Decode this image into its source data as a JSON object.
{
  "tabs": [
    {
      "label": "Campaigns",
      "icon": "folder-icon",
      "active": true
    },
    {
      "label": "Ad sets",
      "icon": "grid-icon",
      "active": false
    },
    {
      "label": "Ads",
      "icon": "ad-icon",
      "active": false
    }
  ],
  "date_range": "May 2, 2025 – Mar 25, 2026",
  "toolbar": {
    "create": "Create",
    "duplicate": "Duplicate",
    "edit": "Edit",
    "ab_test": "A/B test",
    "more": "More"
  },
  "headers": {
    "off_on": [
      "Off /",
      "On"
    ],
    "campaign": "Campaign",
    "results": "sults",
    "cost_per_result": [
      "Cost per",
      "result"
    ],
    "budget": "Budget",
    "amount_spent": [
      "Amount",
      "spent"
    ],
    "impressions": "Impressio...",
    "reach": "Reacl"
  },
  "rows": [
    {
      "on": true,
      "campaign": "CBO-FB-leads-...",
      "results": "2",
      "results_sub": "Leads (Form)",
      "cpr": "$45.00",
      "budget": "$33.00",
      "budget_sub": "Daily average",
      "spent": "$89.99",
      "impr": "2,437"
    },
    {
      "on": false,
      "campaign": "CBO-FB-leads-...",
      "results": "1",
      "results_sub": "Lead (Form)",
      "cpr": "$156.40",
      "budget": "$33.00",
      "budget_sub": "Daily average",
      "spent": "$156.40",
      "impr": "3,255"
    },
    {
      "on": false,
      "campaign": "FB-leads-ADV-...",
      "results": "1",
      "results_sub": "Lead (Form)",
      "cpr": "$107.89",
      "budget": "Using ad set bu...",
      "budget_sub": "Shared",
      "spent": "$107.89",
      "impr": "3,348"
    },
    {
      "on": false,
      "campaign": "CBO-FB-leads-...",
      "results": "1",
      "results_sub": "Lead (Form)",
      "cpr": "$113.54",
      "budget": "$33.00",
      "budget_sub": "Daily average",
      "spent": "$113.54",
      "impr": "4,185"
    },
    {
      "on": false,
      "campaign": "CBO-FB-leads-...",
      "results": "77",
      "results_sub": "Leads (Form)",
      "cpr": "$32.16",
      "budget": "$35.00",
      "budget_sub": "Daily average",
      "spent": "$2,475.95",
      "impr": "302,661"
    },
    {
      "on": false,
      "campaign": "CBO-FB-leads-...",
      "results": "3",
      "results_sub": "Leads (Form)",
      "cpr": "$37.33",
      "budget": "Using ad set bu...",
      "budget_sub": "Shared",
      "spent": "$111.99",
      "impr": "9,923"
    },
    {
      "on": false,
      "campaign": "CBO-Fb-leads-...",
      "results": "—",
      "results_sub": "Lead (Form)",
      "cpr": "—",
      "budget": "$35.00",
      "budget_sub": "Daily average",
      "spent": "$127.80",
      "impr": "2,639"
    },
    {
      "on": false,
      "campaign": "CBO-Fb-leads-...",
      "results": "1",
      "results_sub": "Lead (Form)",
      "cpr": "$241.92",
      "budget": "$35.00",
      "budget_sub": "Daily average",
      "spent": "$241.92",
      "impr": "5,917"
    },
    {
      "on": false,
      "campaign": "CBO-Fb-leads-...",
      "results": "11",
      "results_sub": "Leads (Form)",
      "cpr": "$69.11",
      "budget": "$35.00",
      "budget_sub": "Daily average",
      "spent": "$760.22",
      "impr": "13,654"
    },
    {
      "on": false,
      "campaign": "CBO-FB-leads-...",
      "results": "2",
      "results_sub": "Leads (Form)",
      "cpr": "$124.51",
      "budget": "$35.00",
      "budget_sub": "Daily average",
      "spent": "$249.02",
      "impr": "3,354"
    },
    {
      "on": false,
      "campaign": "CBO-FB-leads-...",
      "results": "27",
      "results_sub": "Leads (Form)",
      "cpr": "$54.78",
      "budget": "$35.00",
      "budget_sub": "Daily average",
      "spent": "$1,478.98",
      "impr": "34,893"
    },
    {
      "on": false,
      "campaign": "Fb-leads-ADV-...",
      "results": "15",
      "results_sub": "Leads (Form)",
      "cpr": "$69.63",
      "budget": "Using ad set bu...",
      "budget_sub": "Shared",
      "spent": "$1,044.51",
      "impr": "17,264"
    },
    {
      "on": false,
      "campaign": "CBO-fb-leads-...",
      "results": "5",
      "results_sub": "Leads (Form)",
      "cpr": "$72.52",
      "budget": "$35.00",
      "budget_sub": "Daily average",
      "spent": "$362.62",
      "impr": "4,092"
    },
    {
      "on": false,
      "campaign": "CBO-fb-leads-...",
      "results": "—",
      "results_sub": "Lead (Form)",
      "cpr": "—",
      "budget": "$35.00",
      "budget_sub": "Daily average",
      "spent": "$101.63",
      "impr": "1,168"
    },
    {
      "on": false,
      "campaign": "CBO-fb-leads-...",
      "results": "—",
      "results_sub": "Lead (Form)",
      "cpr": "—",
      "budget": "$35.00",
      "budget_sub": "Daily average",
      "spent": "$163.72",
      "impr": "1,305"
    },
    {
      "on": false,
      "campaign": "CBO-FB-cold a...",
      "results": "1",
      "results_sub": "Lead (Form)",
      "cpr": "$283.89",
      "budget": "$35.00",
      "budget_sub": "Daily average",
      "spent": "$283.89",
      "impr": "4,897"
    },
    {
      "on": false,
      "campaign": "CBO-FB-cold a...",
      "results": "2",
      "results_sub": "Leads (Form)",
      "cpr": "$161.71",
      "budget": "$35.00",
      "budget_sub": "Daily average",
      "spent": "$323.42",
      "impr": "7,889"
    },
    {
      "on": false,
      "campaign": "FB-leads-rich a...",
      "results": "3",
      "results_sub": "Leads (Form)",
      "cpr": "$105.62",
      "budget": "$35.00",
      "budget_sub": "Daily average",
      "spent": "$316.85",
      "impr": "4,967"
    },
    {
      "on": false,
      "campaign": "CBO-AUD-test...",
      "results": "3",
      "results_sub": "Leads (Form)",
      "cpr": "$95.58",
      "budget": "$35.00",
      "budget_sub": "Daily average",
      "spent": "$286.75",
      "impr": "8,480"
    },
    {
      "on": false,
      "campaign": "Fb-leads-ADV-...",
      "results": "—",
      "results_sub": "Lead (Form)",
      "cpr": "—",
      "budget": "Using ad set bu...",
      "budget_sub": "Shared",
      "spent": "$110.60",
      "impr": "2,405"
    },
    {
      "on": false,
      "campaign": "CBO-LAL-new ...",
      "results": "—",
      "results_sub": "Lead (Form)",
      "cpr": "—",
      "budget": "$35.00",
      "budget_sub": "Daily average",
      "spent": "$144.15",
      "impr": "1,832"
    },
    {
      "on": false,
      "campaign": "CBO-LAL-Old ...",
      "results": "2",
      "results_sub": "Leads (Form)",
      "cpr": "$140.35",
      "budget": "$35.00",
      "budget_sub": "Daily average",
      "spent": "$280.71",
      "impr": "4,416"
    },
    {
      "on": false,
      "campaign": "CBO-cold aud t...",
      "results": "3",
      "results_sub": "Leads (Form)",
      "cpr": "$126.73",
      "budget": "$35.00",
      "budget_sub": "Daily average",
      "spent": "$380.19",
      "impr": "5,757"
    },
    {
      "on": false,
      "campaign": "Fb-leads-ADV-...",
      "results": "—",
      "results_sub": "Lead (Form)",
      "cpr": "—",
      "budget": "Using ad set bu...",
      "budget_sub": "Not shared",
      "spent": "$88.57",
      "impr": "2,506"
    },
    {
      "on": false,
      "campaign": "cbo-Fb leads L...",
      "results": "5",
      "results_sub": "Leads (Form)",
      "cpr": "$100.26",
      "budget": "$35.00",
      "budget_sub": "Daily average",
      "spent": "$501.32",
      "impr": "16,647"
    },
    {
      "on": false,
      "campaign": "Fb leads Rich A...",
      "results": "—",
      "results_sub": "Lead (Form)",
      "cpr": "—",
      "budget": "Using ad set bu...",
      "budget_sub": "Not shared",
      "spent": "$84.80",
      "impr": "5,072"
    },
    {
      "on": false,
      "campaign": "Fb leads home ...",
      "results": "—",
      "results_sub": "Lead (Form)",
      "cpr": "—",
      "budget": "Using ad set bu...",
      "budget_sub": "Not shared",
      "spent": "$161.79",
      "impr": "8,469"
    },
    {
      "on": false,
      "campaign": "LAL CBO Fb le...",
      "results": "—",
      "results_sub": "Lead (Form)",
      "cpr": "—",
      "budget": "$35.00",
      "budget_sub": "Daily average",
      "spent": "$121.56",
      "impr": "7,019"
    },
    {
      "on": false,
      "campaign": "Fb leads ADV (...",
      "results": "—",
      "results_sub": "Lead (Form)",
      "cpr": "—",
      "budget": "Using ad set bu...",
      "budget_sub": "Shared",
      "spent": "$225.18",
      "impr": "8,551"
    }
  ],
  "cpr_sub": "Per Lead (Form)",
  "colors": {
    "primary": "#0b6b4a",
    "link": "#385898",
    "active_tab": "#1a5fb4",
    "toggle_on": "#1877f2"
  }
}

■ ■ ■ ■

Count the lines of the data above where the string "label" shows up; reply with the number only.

3